## What you are asked to do
Which lines of the data include the string "icon"? List them all.

## Records for this task
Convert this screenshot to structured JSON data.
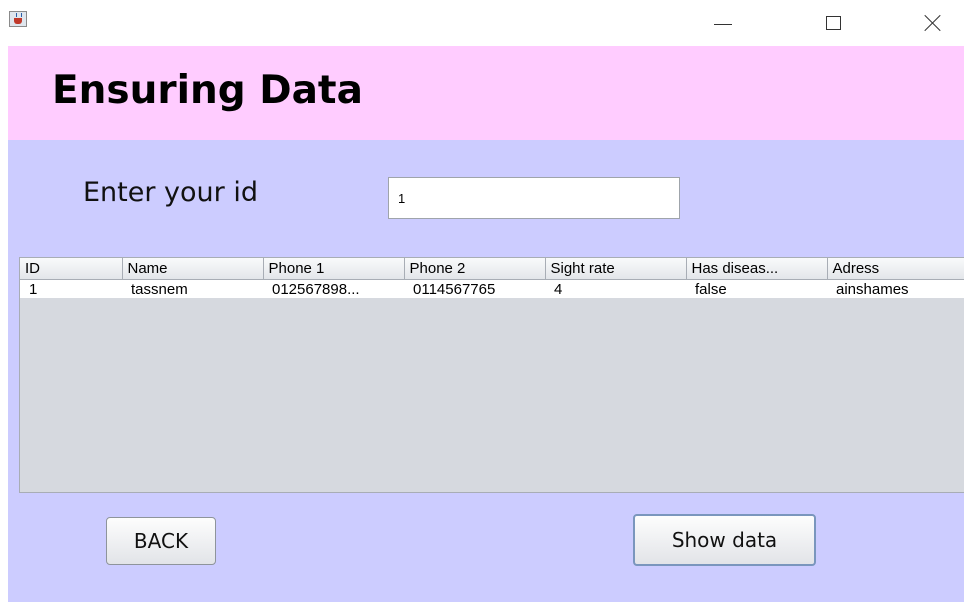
{
  "window": {
    "icon": "java-cup-icon",
    "controls": {
      "minimize": "minimize-icon",
      "maximize": "maximize-icon",
      "close": "close-icon"
    }
  },
  "header": {
    "title": "Ensuring Data",
    "background": "#ffccff"
  },
  "form": {
    "id_label": "Enter your id",
    "id_value": "1",
    "background": "#ccccff"
  },
  "table": {
    "columns": [
      "ID",
      "Name",
      "Phone 1",
      "Phone 2",
      "Sight rate",
      "Has diseas...",
      "Adress"
    ],
    "rows": [
      [
        "1",
        "tassnem",
        "012567898...",
        "0114567765",
        "4",
        "false",
        "ainshames"
      ]
    ]
  },
  "buttons": {
    "back_label": "BACK",
    "show_label": "Show data"
  }
}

## Response area
    "icon": "java-cup-icon",
      "minimize": "minimize-icon",
      "maximize": "maximize-icon",
      "close": "close-icon"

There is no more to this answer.